labor01 Apr 2004
An interesting article by Kumar Venkat compares the environmental crisis of depleting natural resources and our labor surplus in developing nations and asks a good question:
Is it possible that we are over-optimizing one factor of production – labor – at the expense of other resources that are truly scarce? One way to answer this is to look at the biologically productive land and water area required to support our resource consumption and waste output.
At the time of such unprecedented resource use, nearly 750 million people around the world are either unemployed or classified as “working poor”, according to the International Labor Organization. More than 500 million additional workers will enter the world’s labor markets by 2015.

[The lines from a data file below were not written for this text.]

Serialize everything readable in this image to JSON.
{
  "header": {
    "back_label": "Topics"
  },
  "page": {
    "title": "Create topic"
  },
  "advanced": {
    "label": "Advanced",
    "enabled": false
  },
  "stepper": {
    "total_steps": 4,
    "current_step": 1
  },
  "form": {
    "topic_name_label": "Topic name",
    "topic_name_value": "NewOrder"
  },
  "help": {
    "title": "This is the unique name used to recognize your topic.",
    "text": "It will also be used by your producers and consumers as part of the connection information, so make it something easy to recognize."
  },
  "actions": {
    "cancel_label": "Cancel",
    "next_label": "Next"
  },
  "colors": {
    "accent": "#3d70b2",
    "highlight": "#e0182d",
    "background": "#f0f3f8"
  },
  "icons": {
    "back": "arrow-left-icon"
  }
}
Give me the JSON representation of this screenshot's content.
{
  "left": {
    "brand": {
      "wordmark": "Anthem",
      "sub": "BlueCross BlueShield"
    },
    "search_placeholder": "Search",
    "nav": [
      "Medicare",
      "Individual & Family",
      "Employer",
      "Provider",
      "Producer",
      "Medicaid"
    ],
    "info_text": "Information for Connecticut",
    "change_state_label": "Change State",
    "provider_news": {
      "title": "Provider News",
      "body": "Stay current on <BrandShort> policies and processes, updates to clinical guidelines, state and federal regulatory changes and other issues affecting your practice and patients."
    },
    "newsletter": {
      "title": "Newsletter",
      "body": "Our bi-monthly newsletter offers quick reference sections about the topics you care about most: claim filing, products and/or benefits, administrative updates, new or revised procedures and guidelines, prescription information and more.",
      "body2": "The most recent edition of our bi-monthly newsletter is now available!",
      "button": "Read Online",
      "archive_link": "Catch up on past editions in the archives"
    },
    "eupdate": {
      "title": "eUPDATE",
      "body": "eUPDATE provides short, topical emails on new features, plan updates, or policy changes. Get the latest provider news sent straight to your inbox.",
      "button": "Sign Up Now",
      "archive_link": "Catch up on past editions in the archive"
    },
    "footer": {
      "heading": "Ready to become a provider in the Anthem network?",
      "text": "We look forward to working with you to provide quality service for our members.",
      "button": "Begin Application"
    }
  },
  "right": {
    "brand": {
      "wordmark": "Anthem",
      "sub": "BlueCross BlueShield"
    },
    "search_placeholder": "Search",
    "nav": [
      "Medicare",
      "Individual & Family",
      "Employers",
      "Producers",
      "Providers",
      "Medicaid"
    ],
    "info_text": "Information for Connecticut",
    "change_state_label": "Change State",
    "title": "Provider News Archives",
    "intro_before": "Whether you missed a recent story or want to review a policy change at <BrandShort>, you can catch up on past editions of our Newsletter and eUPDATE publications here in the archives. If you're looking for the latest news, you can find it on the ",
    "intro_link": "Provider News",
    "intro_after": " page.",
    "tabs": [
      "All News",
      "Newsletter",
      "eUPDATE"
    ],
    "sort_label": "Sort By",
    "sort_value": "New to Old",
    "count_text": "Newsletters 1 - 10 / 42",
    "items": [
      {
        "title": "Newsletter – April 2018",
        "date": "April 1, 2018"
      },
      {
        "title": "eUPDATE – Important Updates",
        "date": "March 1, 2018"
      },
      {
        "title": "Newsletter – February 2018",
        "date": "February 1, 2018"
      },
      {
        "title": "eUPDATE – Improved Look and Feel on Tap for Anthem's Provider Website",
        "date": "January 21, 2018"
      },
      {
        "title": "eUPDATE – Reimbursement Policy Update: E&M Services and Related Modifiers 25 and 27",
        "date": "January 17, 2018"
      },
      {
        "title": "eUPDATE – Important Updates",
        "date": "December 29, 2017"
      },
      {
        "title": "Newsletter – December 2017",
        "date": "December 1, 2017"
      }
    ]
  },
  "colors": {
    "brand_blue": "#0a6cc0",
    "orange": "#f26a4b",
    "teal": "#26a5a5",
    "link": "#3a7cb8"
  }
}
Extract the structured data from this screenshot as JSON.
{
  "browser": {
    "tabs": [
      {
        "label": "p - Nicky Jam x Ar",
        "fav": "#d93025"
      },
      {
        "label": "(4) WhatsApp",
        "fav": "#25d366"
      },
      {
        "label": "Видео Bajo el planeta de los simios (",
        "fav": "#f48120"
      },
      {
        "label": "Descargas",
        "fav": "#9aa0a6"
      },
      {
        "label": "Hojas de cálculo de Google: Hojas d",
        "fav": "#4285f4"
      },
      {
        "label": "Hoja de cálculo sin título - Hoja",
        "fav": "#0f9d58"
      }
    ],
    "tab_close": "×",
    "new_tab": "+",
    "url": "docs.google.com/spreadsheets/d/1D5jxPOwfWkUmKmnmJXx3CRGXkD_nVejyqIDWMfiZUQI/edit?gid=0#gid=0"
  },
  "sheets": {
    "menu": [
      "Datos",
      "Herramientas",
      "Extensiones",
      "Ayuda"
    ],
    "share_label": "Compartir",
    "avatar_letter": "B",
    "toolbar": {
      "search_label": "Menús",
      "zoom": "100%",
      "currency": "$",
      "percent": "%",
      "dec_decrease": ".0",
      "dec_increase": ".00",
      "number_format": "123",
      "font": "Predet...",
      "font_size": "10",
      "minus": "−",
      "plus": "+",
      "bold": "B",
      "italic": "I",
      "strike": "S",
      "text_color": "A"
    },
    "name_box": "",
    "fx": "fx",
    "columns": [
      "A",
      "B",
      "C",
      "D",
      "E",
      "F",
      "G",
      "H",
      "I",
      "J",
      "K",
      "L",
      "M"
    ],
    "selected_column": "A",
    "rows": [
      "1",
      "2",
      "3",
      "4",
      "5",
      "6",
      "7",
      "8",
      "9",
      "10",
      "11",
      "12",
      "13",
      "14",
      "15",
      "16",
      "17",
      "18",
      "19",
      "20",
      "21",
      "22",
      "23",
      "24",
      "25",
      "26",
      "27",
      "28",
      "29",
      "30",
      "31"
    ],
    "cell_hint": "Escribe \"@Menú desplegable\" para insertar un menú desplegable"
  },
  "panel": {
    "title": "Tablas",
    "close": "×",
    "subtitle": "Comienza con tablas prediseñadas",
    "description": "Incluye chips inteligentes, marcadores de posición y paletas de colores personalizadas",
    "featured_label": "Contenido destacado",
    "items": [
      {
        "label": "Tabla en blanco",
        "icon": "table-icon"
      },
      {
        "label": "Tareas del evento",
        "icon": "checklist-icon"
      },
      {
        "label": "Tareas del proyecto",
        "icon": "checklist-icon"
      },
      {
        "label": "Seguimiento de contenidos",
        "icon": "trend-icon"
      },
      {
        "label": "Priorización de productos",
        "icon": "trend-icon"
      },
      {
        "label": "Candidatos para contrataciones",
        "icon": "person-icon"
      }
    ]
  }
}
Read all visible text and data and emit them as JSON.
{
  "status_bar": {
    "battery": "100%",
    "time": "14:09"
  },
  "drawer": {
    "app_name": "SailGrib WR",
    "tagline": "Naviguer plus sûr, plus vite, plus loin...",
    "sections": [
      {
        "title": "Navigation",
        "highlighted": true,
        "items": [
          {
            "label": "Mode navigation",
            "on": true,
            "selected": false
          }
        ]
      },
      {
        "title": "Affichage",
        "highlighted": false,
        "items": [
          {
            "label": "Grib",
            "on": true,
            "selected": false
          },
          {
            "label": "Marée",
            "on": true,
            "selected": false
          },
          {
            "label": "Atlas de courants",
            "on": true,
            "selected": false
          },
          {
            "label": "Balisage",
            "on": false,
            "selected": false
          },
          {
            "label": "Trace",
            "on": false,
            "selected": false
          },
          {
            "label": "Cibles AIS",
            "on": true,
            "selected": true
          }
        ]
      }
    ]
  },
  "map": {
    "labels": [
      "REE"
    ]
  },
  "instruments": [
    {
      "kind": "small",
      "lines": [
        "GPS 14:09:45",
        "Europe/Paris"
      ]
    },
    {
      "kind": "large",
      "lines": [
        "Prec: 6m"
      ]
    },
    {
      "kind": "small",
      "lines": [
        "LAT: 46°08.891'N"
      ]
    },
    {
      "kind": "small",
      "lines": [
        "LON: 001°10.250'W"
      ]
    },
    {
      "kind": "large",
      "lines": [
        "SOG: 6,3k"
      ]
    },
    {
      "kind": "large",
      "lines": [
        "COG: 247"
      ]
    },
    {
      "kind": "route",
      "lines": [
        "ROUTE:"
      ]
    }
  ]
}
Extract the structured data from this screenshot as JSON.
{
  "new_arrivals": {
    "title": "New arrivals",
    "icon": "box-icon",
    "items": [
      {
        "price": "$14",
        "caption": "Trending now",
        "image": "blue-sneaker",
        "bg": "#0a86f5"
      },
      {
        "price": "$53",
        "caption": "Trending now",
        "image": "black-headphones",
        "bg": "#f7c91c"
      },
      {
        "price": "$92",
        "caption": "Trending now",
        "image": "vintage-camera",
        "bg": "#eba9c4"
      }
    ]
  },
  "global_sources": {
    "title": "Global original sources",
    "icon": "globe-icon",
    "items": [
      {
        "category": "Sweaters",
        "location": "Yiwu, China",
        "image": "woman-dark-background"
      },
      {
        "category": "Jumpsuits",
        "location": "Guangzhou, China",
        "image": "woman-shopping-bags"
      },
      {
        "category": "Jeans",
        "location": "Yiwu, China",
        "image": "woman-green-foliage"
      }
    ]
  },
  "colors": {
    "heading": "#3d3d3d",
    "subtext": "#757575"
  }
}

A number of resource economists and sustainability thinkers have advocated an environmental tax shift in developed nations, which would reduce the tax burden on labor and increase it on fossil fuels, virgin raw materials, waste generation, and pollution. The idea is to encourage more employment of labor and less of scarce natural resources. Tax shifting is finding much more traction in Europe than in the United States.
His idea, I guess, is that if we spent 3x the labor using 1/3 the natural resources, we’d be a lot better off and a lot more sustainable. My macroeconomics are too dusty to come up with reasons off the top of my head why this is a bad idea.. Anyone?